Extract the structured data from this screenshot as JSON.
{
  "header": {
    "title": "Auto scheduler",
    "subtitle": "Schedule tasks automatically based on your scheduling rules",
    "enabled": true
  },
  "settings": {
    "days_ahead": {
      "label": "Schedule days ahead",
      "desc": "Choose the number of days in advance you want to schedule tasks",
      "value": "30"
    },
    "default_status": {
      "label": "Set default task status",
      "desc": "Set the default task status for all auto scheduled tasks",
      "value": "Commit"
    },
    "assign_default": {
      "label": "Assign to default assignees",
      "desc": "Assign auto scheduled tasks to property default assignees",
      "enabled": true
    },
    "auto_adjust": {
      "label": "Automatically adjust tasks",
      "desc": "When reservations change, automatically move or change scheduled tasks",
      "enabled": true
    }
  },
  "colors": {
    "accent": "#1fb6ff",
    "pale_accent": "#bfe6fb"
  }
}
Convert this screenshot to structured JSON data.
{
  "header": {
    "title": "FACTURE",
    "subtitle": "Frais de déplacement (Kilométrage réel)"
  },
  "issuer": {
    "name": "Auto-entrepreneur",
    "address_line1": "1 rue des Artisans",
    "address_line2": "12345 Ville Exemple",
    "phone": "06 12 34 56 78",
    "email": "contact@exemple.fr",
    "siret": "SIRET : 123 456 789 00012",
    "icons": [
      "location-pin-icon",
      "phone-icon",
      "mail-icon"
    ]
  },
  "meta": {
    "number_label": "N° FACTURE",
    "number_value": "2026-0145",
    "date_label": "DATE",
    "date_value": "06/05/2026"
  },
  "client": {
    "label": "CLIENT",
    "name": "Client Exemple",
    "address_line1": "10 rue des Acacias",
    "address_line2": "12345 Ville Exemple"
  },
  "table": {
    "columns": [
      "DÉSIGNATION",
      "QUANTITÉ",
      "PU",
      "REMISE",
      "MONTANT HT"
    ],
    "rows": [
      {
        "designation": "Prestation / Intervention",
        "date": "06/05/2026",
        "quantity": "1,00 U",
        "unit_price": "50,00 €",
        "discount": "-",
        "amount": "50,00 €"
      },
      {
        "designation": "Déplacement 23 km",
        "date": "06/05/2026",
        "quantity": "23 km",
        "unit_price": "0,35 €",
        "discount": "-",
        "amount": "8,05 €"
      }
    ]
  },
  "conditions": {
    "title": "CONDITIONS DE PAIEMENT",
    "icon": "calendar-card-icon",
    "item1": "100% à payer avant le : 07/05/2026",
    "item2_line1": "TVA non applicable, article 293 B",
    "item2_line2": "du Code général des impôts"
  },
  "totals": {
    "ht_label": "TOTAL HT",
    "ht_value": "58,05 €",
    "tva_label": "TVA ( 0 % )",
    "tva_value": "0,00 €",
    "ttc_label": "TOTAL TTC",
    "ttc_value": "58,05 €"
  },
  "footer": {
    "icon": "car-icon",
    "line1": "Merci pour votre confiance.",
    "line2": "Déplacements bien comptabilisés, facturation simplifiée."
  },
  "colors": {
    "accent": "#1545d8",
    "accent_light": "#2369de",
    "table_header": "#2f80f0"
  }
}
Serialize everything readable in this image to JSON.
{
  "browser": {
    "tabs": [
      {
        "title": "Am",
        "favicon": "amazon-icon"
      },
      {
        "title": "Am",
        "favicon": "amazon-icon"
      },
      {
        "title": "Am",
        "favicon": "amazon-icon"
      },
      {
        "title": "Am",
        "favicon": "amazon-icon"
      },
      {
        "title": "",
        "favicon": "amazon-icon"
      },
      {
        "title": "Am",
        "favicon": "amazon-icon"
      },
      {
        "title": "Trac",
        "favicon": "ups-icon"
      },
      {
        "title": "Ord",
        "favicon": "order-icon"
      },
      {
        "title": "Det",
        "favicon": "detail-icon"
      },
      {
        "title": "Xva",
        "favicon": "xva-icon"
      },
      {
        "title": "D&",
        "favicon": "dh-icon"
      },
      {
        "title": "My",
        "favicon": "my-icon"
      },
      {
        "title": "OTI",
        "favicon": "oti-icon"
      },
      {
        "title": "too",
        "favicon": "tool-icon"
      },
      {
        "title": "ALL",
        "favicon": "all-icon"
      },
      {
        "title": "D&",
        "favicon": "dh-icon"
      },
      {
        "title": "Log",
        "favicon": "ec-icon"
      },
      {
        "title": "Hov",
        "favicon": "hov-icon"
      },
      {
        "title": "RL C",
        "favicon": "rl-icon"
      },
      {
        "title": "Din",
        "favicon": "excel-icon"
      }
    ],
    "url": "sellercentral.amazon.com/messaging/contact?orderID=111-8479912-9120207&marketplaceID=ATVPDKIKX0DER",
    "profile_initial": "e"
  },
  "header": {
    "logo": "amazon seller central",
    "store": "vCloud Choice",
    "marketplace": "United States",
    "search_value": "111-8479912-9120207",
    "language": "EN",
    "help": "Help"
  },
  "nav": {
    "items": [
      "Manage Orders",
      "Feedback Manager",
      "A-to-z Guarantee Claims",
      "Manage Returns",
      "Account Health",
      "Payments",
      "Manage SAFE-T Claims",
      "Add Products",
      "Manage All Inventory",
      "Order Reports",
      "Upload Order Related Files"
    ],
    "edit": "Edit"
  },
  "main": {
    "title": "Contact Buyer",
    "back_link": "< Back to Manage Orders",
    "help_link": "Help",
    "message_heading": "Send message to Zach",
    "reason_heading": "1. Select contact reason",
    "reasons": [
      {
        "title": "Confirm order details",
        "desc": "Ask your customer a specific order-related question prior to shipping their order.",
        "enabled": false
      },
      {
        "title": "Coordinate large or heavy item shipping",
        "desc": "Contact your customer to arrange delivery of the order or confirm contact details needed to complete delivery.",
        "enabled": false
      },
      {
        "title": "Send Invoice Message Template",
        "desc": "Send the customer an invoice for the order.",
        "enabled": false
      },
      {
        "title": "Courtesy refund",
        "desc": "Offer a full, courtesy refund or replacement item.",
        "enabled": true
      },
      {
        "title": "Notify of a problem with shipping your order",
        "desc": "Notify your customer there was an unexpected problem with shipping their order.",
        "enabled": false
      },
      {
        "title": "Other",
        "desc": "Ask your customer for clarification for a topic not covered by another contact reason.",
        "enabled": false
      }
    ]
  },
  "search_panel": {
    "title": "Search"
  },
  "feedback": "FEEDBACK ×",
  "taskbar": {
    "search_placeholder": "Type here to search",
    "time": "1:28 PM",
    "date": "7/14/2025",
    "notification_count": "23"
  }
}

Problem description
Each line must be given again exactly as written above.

Answer to the problem
Extract the structured data from this screenshot as JSON.
{
  "header": {
    "title": "Auto scheduler",
    "subtitle": "Schedule tasks automatically based on your scheduling rules",
    "enabled": true
  },
  "settings": {
    "days_ahead": {
      "label": "Schedule days ahead",
      "desc": "Choose the number of days in advance you want to schedule tasks",
      "value": "30"
    },
    "default_status": {
      "label": "Set default task status",
      "desc": "Set the default task status for all auto scheduled tasks",
      "value": "Commit"
    },
    "assign_default": {
      "label": "Assign to default assignees",
      "desc": "Assign auto scheduled tasks to property default assignees",
      "enabled": true
    },
    "auto_adjust": {
      "label": "Automatically adjust tasks",
      "desc": "When reservations change, automatically move or change scheduled tasks",
      "enabled": true
    }
  },
  "colors": {
    "accent": "#1fb6ff",
    "pale_accent": "#bfe6fb"
  }
}
Convert this screenshot to structured JSON data.
{
  "header": {
    "title": "FACTURE",
    "subtitle": "Frais de déplacement (Kilométrage réel)"
  },
  "issuer": {
    "name": "Auto-entrepreneur",
    "address_line1": "1 rue des Artisans",
    "address_line2": "12345 Ville Exemple",
    "phone": "06 12 34 56 78",
    "email": "contact@exemple.fr",
    "siret": "SIRET : 123 456 789 00012",
    "icons": [
      "location-pin-icon",
      "phone-icon",
      "mail-icon"
    ]
  },
  "meta": {
    "number_label": "N° FACTURE",
    "number_value": "2026-0145",
    "date_label": "DATE",
    "date_value": "06/05/2026"
  },
  "client": {
    "label": "CLIENT",
    "name": "Client Exemple",
    "address_line1": "10 rue des Acacias",
    "address_line2": "12345 Ville Exemple"
  },
  "table": {
    "columns": [
      "DÉSIGNATION",
      "QUANTITÉ",
      "PU",
      "REMISE",
      "MONTANT HT"
    ],
    "rows": [
      {
        "designation": "Prestation / Intervention",
        "date": "06/05/2026",
        "quantity": "1,00 U",
        "unit_price": "50,00 €",
        "discount": "-",
        "amount": "50,00 €"
      },
      {
        "designation": "Déplacement 23 km",
        "date": "06/05/2026",
        "quantity": "23 km",
        "unit_price": "0,35 €",
        "discount": "-",
        "amount": "8,05 €"
      }
    ]
  },
  "conditions": {
    "title": "CONDITIONS DE PAIEMENT",
    "icon": "calendar-card-icon",
    "item1": "100% à payer avant le : 07/05/2026",
    "item2_line1": "TVA non applicable, article 293 B",
    "item2_line2": "du Code général des impôts"
  },
  "totals": {
    "ht_label": "TOTAL HT",
    "ht_value": "58,05 €",
    "tva_label": "TVA ( 0 % )",
    "tva_value": "0,00 €",
    "ttc_label": "TOTAL TTC",
    "ttc_value": "58,05 €"
  },
  "footer": {
    "icon": "car-icon",
    "line1": "Merci pour votre confiance.",
    "line2": "Déplacements bien comptabilisés, facturation simplifiée."
  },
  "colors": {
    "accent": "#1545d8",
    "accent_light": "#2369de",
    "table_header": "#2f80f0"
  }
}
Serialize everything readable in this image to JSON.
{
  "browser": {
    "tabs": [
      {
        "title": "Am",
        "favicon": "amazon-icon"
      },
      {
        "title": "Am",
        "favicon": "amazon-icon"
      },
      {
        "title": "Am",
        "favicon": "amazon-icon"
      },
      {
        "title": "Am",
        "favicon": "amazon-icon"
      },
      {
        "title": "",
        "favicon": "amazon-icon"
      },
      {
        "title": "Am",
        "favicon": "amazon-icon"
      },
      {
        "title": "Trac",
        "favicon": "ups-icon"
      },
      {
        "title": "Ord",
        "favicon": "order-icon"
      },
      {
        "title": "Det",
        "favicon": "detail-icon"
      },
      {
        "title": "Xva",
        "favicon": "xva-icon"
      },
      {
        "title": "D&",
        "favicon": "dh-icon"
      },
      {
        "title": "My",
        "favicon": "my-icon"
      },
      {
        "title": "OTI",
        "favicon": "oti-icon"
      },
      {
        "title": "too",
        "favicon": "tool-icon"
      },
      {
        "title": "ALL",
        "favicon": "all-icon"
      },
      {
        "title": "D&",
        "favicon": "dh-icon"
      },
      {
        "title": "Log",
        "favicon": "ec-icon"
      },
      {
        "title": "Hov",
        "favicon": "hov-icon"
      },
      {
        "title": "RL C",
        "favicon": "rl-icon"
      },
      {
        "title": "Din",
        "favicon": "excel-icon"
      }
    ],
    "url": "sellercentral.amazon.com/messaging/contact?orderID=111-8479912-9120207&marketplaceID=ATVPDKIKX0DER",
    "profile_initial": "e"
  },
  "header": {
    "logo": "amazon seller central",
    "store": "vCloud Choice",
    "marketplace": "United States",
    "search_value": "111-8479912-9120207",
    "language": "EN",
    "help": "Help"
  },
  "nav": {
    "items": [
      "Manage Orders",
      "Feedback Manager",
      "A-to-z Guarantee Claims",
      "Manage Returns",
      "Account Health",
      "Payments",
      "Manage SAFE-T Claims",
      "Add Products",
      "Manage All Inventory",
      "Order Reports",
      "Upload Order Related Files"
    ],
    "edit": "Edit"
  },
  "main": {
    "title": "Contact Buyer",
    "back_link": "< Back to Manage Orders",
    "help_link": "Help",
    "message_heading": "Send message to Zach",
    "reason_heading": "1. Select contact reason",
    "reasons": [
      {
        "title": "Confirm order details",
        "desc": "Ask your customer a specific order-related question prior to shipping their order.",
        "enabled": false
      },
      {
        "title": "Coordinate large or heavy item shipping",
        "desc": "Contact your customer to arrange delivery of the order or confirm contact details needed to complete delivery.",
        "enabled": false
      },
      {
        "title": "Send Invoice Message Template",
        "desc": "Send the customer an invoice for the order.",
        "enabled": false
      },
      {
        "title": "Courtesy refund",
        "desc": "Offer a full, courtesy refund or replacement item.",
        "enabled": true
      },
      {
        "title": "Notify of a problem with shipping your order",
        "desc": "Notify your customer there was an unexpected problem with shipping their order.",
        "enabled": false
      },
      {
        "title": "Other",
        "desc": "Ask your customer for clarification for a topic not covered by another contact reason.",
        "enabled": false
      }
    ]
  },
  "search_panel": {
    "title": "Search"
  },
  "feedback": "FEEDBACK ×",
  "taskbar": {
    "search_placeholder": "Type here to search",
    "time": "1:28 PM",
    "date": "7/14/2025",
    "notification_count": "23"
  }
}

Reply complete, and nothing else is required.